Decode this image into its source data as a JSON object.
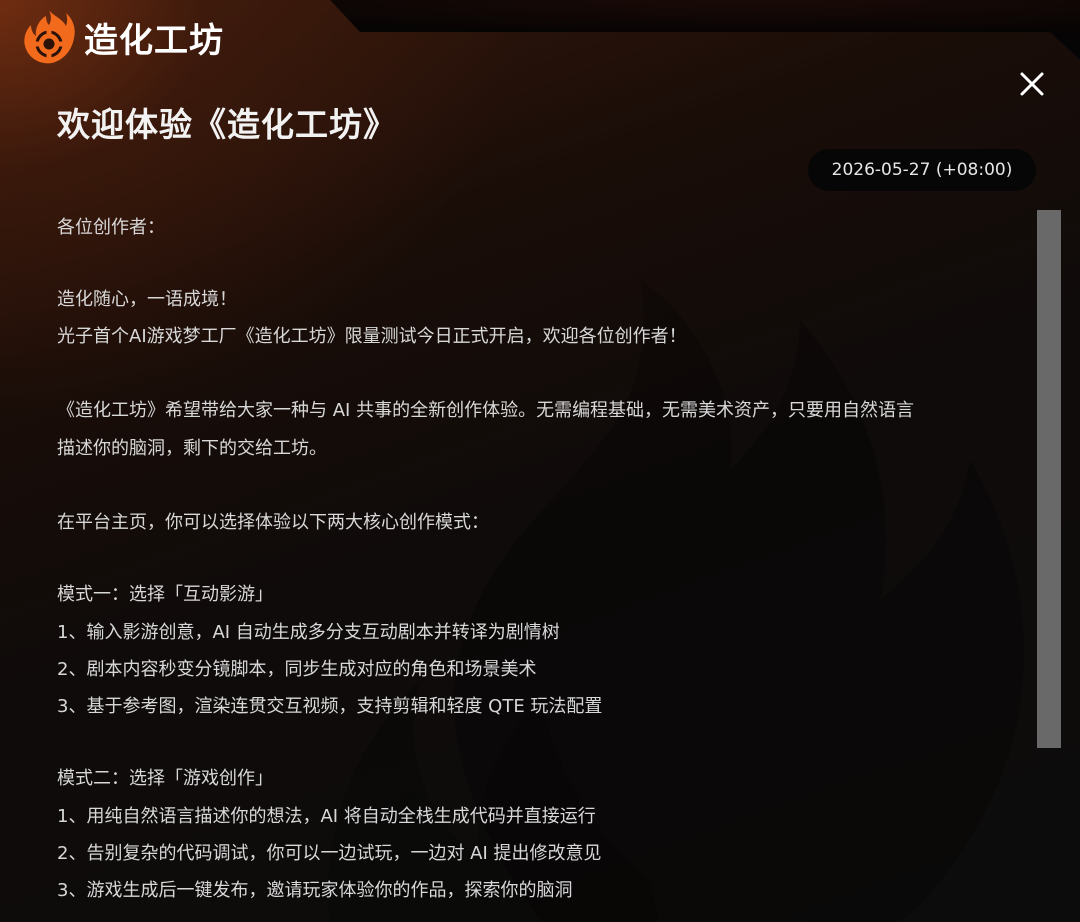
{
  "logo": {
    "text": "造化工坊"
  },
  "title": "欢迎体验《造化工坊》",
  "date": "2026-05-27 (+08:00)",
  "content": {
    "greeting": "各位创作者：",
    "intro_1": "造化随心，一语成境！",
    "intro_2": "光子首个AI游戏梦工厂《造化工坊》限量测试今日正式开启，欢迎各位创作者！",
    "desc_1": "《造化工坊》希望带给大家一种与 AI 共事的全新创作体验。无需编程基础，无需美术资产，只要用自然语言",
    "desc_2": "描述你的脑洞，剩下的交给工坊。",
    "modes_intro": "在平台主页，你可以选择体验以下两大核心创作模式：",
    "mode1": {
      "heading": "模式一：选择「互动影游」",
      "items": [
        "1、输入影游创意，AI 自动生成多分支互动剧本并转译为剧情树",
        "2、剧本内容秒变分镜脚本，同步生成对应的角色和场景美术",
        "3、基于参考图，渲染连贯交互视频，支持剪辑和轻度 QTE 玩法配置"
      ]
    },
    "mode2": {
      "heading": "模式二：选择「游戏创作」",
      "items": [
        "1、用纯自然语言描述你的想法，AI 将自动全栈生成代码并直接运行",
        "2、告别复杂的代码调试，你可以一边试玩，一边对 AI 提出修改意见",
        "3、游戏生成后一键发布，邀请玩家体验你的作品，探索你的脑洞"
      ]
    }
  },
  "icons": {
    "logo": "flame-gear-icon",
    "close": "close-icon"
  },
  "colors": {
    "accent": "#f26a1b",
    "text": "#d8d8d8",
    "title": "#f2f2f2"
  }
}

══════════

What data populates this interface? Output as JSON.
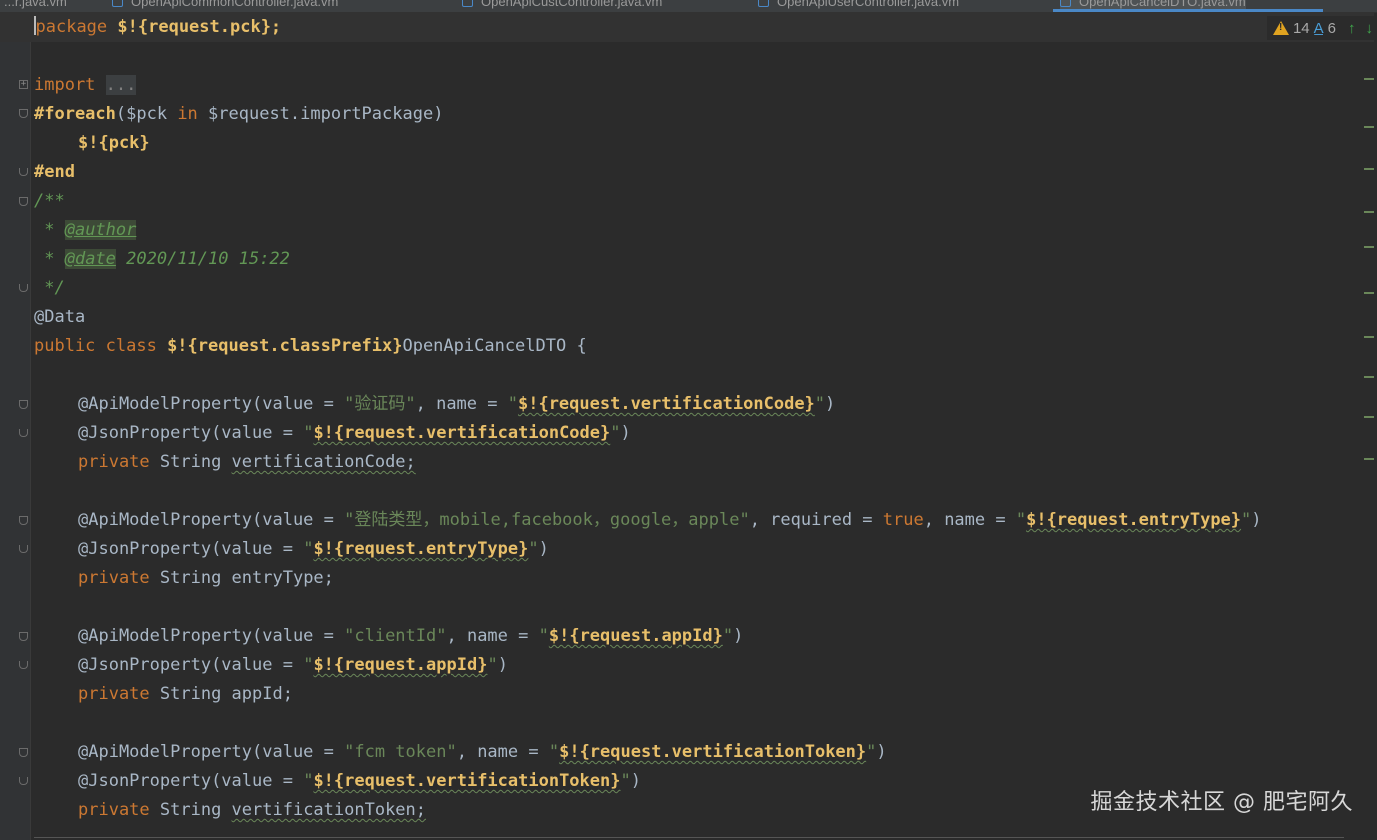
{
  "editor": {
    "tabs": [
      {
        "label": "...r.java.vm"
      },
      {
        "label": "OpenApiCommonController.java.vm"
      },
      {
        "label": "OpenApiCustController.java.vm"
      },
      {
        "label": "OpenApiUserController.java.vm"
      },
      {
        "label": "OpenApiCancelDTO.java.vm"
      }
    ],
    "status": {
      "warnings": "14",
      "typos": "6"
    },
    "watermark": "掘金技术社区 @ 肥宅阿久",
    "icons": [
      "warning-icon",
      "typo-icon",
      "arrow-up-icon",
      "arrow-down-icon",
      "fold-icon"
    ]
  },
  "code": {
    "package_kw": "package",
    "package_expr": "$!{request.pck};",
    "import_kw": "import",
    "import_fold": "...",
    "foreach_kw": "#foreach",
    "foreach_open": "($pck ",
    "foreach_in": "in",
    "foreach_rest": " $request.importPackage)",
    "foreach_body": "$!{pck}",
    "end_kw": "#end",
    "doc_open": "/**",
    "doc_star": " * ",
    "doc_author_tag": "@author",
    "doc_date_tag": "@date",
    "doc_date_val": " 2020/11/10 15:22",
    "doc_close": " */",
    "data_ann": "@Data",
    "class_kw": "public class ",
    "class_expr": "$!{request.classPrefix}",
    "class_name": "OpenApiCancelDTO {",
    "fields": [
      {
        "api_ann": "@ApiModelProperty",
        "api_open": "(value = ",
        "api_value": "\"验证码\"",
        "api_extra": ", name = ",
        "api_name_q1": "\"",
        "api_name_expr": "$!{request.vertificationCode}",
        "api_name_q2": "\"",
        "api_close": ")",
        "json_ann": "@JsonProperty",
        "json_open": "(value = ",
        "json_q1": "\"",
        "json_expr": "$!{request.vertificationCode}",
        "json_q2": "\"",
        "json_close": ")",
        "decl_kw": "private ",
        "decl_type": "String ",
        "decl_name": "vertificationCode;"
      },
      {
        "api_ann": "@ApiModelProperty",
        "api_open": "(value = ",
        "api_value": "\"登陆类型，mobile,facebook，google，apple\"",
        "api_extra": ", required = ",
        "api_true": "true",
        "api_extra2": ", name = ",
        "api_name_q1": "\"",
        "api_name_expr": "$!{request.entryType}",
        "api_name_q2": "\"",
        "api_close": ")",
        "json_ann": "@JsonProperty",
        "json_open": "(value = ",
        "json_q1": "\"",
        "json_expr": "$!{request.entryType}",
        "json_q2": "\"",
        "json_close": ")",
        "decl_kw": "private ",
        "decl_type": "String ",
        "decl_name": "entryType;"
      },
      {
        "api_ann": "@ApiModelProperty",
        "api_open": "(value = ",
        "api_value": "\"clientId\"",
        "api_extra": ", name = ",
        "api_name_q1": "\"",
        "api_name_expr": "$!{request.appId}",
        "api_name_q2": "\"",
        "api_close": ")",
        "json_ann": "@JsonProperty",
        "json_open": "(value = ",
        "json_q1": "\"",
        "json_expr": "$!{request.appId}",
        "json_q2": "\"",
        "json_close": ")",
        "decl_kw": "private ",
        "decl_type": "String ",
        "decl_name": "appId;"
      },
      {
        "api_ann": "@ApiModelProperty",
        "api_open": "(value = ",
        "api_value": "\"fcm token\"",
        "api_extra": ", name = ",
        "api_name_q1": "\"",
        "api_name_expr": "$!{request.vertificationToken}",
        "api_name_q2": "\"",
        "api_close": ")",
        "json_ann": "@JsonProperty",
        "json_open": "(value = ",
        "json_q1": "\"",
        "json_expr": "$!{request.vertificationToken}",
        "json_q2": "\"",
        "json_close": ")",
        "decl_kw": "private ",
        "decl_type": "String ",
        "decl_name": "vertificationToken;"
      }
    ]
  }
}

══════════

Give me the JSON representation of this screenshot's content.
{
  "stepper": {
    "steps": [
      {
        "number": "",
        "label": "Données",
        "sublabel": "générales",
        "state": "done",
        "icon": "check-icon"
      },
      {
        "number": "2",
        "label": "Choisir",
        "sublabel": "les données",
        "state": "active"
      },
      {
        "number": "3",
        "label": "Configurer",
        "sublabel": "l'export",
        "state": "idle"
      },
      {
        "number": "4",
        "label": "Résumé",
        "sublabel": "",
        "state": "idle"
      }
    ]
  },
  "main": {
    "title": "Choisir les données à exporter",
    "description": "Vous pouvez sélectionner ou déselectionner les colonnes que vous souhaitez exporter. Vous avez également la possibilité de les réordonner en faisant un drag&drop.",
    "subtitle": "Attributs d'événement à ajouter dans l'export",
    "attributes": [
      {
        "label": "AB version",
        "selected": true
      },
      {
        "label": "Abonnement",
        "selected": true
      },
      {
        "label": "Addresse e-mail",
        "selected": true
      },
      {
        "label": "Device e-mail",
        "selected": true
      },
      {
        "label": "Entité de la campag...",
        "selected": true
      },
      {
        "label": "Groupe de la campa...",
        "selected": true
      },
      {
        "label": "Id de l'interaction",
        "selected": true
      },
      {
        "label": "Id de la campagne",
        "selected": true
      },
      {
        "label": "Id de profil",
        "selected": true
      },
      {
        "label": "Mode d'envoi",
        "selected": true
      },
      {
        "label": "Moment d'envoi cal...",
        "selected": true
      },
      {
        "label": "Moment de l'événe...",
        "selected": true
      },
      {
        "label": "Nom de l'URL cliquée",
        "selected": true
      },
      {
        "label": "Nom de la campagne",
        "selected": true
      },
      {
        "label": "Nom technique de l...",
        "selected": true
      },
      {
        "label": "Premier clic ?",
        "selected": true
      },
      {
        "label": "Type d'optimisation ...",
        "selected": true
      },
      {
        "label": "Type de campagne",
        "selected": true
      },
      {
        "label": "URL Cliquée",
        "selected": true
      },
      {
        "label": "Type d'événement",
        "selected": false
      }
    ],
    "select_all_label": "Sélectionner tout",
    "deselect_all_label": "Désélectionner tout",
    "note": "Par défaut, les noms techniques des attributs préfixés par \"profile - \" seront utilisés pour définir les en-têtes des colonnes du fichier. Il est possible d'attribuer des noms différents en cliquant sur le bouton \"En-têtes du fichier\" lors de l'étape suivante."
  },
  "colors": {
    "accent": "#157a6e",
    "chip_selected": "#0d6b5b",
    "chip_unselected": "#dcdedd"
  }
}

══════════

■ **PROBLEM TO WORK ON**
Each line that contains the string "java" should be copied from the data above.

■ **OUTPUT**
        "label": "...r.java.vm"
        "label": "OpenApiCommonController.java.vm"
        "label": "OpenApiCustController.java.vm"
        "label": "OpenApiUserController.java.vm"
        "label": "OpenApiCancelDTO.java.vm"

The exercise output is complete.